Blue butterflies have been likened to tiny scraps of sky, fallen to earth and on the move. Stopping to watch the common blue butterflies, we were delighted to find among them a few small [or little] blue butterflies with the pretty Latin name Cupido minimus.
is a scarce species and Braunton Burrows has the only colony of small blue
Illustrated by: Paul Swailes
Underfoot were short, tiny-flowered plants; patches of storksbill, eyebright and scarlet pimpernel. There was cantaury, our commonest native gentian; neat pink flowers with yellow centres.
Along the Northern Boundary Track I have never before seen so many poplar leaf beetles. The handsome shiny red beetles were clinging to the willow scrub, several to a twig. They are about three times the size of a ladybird but minus the spots.
Here also were large numbers of dark green fritillaries. Contrary to their name, these powerful fliers are actually bright golden butterflies with dark markings. The green refers only to the greenish tints on the underside of the wings. They, too, are classified as a 'scarce' species.
We reached the narrow pond on Soay Plain, a haven for dragonflies. There was a libellula with its broad pale blue abdomen, a type of darter dragonfly.
Then came into view several emperor dragonflies; large hawkers with rapid flight. The males have a long blue abdomen. The females are green. They are capable of hovering and flying backwards and can move each pair of wings alternatively, lending greater flying power. It will prey on other dragonflies.
The dunes are high and imposing. There is a wonderful sense of space and freedom but there is also a concentration of small delights in the variety of insects which live there.
would like to thank the people of
FOR 15 YEARS OF SUPPORT
A BIT OF A DO!
at Sloley Farm Barn at
on Saturday, 18th August
Bring your own booze [plastic cups provided]
ALL VILLAGERS WELCOME!
Admission Free!

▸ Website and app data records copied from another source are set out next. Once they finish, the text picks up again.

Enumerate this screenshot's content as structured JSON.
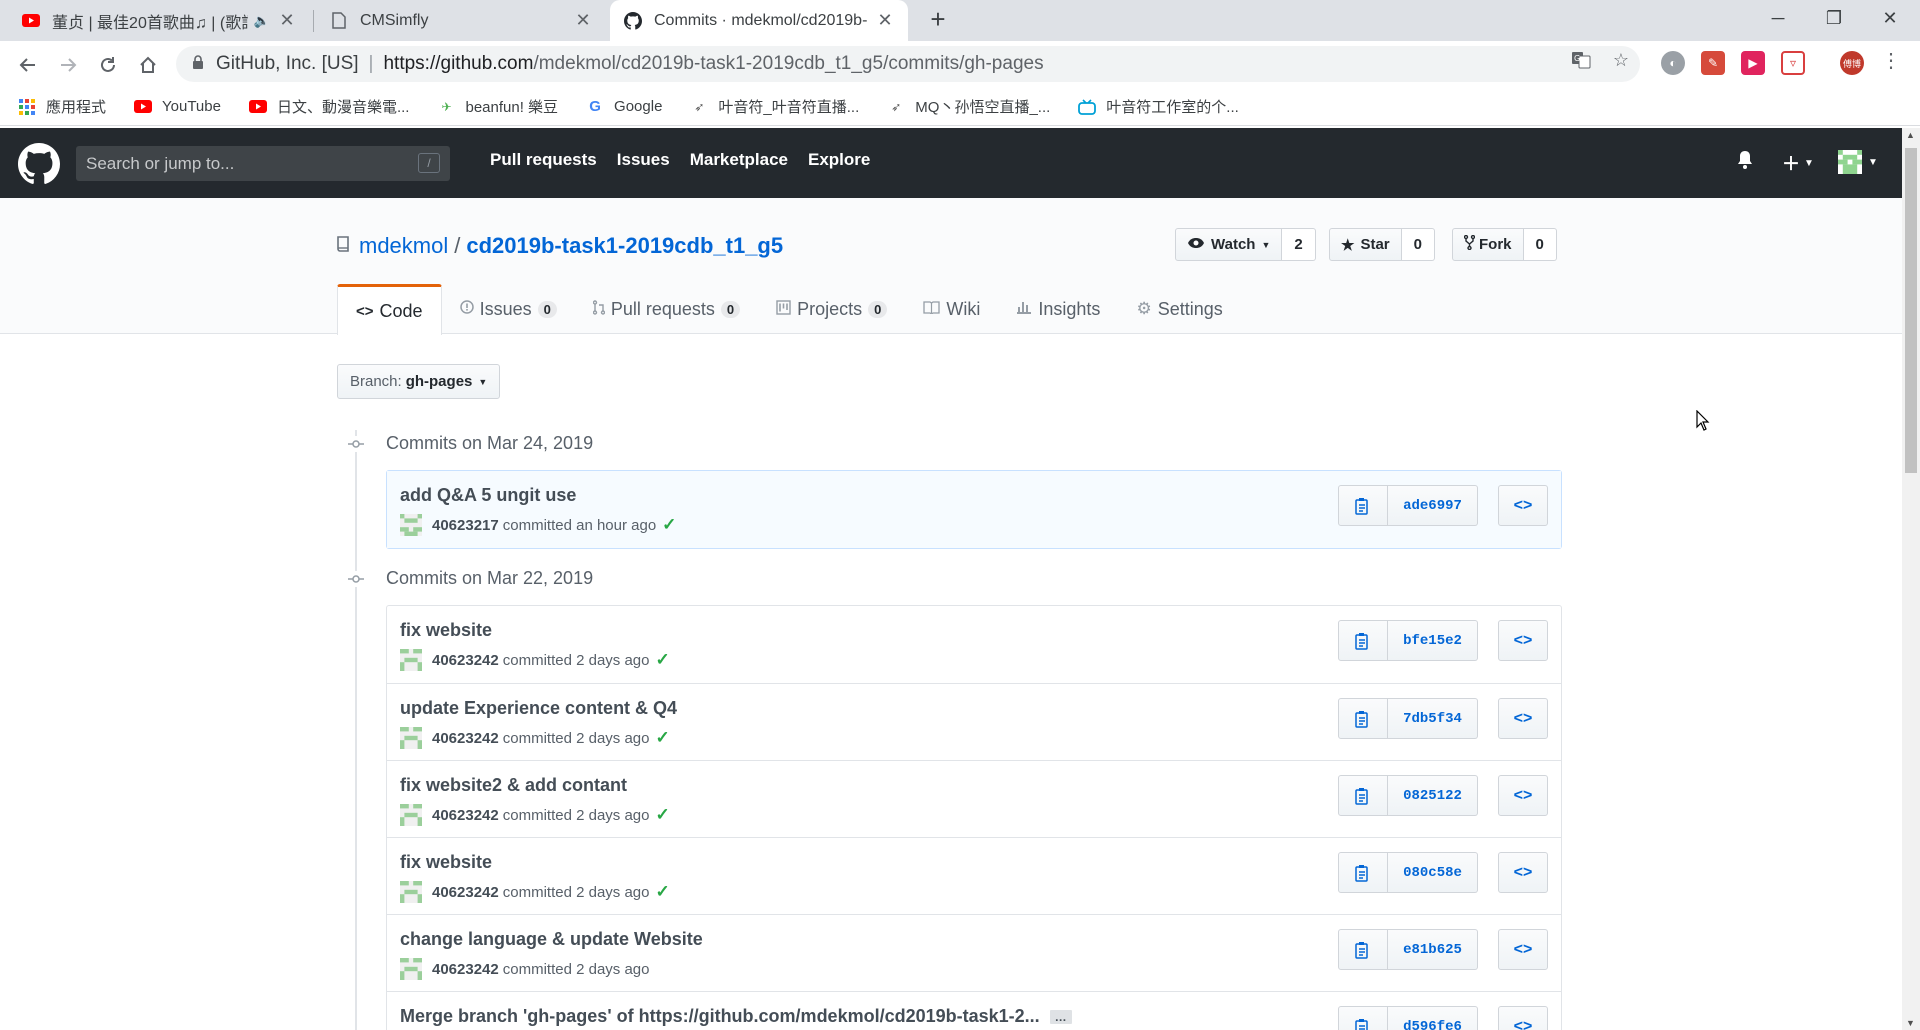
{
  "browser": {
    "tabs": [
      {
        "title": "董贞 | 最佳20首歌曲♫ | (歌詞",
        "audio": "🔈",
        "close": "✕"
      },
      {
        "title": "CMSimfly",
        "close": "✕"
      },
      {
        "title": "Commits · mdekmol/cd2019b-",
        "close": "✕"
      }
    ],
    "new_tab": "+",
    "window": {
      "minimize": "─",
      "restore": "❐",
      "close": "✕"
    },
    "address": {
      "org": "GitHub, Inc. [US]",
      "url_host": "https://github.com",
      "url_path": "/mdekmol/cd2019b-task1-2019cdb_t1_g5/commits/gh-pages"
    },
    "bookmarks": [
      {
        "label": "應用程式",
        "icon": "apps-icon"
      },
      {
        "label": "YouTube",
        "icon": "youtube-icon"
      },
      {
        "label": "日文、動漫音樂電...",
        "icon": "youtube-icon"
      },
      {
        "label": "beanfun! 樂豆",
        "icon": "beanfun-icon"
      },
      {
        "label": "Google",
        "icon": "google-icon"
      },
      {
        "label": "叶音符_叶音符直播...",
        "icon": "rocket-icon"
      },
      {
        "label": "MQ丶孙悟空直播_...",
        "icon": "rocket-icon"
      },
      {
        "label": "叶音符工作室的个...",
        "icon": "bilibili-icon"
      }
    ],
    "profile_initials": "傅博"
  },
  "github": {
    "search_placeholder": "Search or jump to...",
    "search_key": "/",
    "nav": [
      "Pull requests",
      "Issues",
      "Marketplace",
      "Explore"
    ]
  },
  "repo": {
    "owner": "mdekmol",
    "separator": "/",
    "name": "cd2019b-task1-2019cdb_t1_g5",
    "watch_label": "Watch",
    "watch_count": "2",
    "star_label": "Star",
    "star_count": "0",
    "fork_label": "Fork",
    "fork_count": "0",
    "tabs": [
      {
        "label": "Code",
        "icon": "<>"
      },
      {
        "label": "Issues",
        "count": "0"
      },
      {
        "label": "Pull requests",
        "count": "0"
      },
      {
        "label": "Projects",
        "count": "0"
      },
      {
        "label": "Wiki"
      },
      {
        "label": "Insights"
      },
      {
        "label": "Settings"
      }
    ]
  },
  "branch": {
    "label": "Branch:",
    "name": "gh-pages"
  },
  "groups": [
    {
      "title": "Commits on Mar 24, 2019",
      "commits": [
        {
          "message": "add Q&A 5 ungit use",
          "author": "40623217",
          "time": "committed an hour ago",
          "sha": "ade6997",
          "verified": true
        }
      ]
    },
    {
      "title": "Commits on Mar 22, 2019",
      "commits": [
        {
          "message": "fix website",
          "author": "40623242",
          "time": "committed 2 days ago",
          "sha": "bfe15e2",
          "verified": true
        },
        {
          "message": "update Experience content & Q4",
          "author": "40623242",
          "time": "committed 2 days ago",
          "sha": "7db5f34",
          "verified": true
        },
        {
          "message": "fix website2 & add contant",
          "author": "40623242",
          "time": "committed 2 days ago",
          "sha": "0825122",
          "verified": true
        },
        {
          "message": "fix website",
          "author": "40623242",
          "time": "committed 2 days ago",
          "sha": "080c58e",
          "verified": true
        },
        {
          "message": "change language & update Website",
          "author": "40623242",
          "time": "committed 2 days ago",
          "sha": "e81b625",
          "verified": false
        },
        {
          "message": "Merge branch 'gh-pages' of https://github.com/mdekmol/cd2019b-task1-2...",
          "author": "",
          "time": "",
          "sha": "d596fe6",
          "verified": false,
          "truncated": "…"
        }
      ]
    }
  ]
}
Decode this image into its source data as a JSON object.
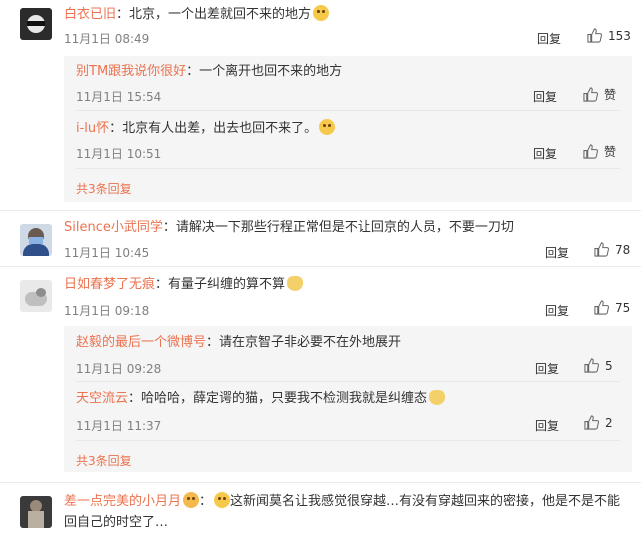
{
  "comments": [
    {
      "user": "白衣已旧",
      "text": "：北京，一个出差就回不来的地方",
      "date": "11月1日 08:49",
      "reply_label": "回复",
      "likes": "153",
      "replies": [
        {
          "user": "别TM跟我说你很好",
          "text": "：一个离开也回不来的地方",
          "date": "11月1日 15:54",
          "reply_label": "回复",
          "likes": "赞"
        },
        {
          "user": "i-lu怀",
          "text": "：北京有人出差，出去也回不来了。",
          "date": "11月1日 10:51",
          "reply_label": "回复",
          "likes": "赞"
        }
      ],
      "more": "共3条回复"
    },
    {
      "user": "Silence小武同学",
      "text": "：请解决一下那些行程正常但是不让回京的人员，不要一刀切",
      "date": "11月1日 10:45",
      "reply_label": "回复",
      "likes": "78"
    },
    {
      "user": "日如春梦了无痕",
      "text": "：有量子纠缠的算不算",
      "date": "11月1日 09:18",
      "reply_label": "回复",
      "likes": "75",
      "replies": [
        {
          "user": "赵毅的最后一个微博号",
          "text": "：请在京智子非必要不在外地展开",
          "date": "11月1日 09:28",
          "reply_label": "回复",
          "likes": "5"
        },
        {
          "user": "天空流云",
          "text": "：哈哈哈，薛定谔的猫，只要我不检测我就是纠缠态",
          "date": "11月1日 11:37",
          "reply_label": "回复",
          "likes": "2"
        }
      ],
      "more": "共3条回复"
    },
    {
      "user": "差一点完美的小月月",
      "text": "这新闻莫名让我感觉很穿越…有没有穿越回来的密接，他是不是不能",
      "text2": "回自己的时空了…"
    }
  ],
  "icons": {
    "like": "thumbs-up-icon",
    "emoji_smile": "smile-emoji-icon",
    "emoji_cat": "cat-emoji-icon",
    "emoji_laugh": "laugh-emoji-icon"
  },
  "colors": {
    "username": "#eb7350",
    "meta": "#808080",
    "sub_bg": "#f5f5f5"
  }
}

Live Band Disco Pig Roast
MACMILLAN CANCER SUPPORT
"The Biggest Coffee Morning in the World"
FRIDAY, 28TH SEPTEMBER
Manor Hall, Berrynarbor
This is the only Cancer Charity that supports cancer sufferers in their own homes with Macmillan nurses, and gives help and advice to patients and their families.
Please help support their major fund raising event with home-made cakes, prizes, donations - or just by turning up!
Tombola * Plant & Produce Stall * Leisure Stall
[books, games, jigsaws, videos, CD's] * Wine Tasting
and much more
For further information 'phone Yvonne Davey  or
Vi Davies 
'Berrynarbour' - View 108
This picture of the village taken by Francis Frith around 1892 must be one of the earliest photographs of Berrynarbor and below I point out why I also think it is one of the most interesting.
In the centre, note how
Most of the available land was
cultivated, shown in front and behind the cottages on Hagginton Hill. The photograph must have been taken during
the winter months as the very large trees are all without leaves. The height of the trees around the
Hagginton Hill at this time shows a great space between the lower and higher group of cottages, with Grattons standing on its own at the top.
Finally, I have been asked to enquire for information about a wrought iron sign of BERRYNARBOR which is supposed to have been made by Sam Harding, Blacksmith. I am led to believe that the sign was seen, even after the Second World War, and I would appreciate any information. Thanks.
Tom Bartlett - Tower Cottage, July 2007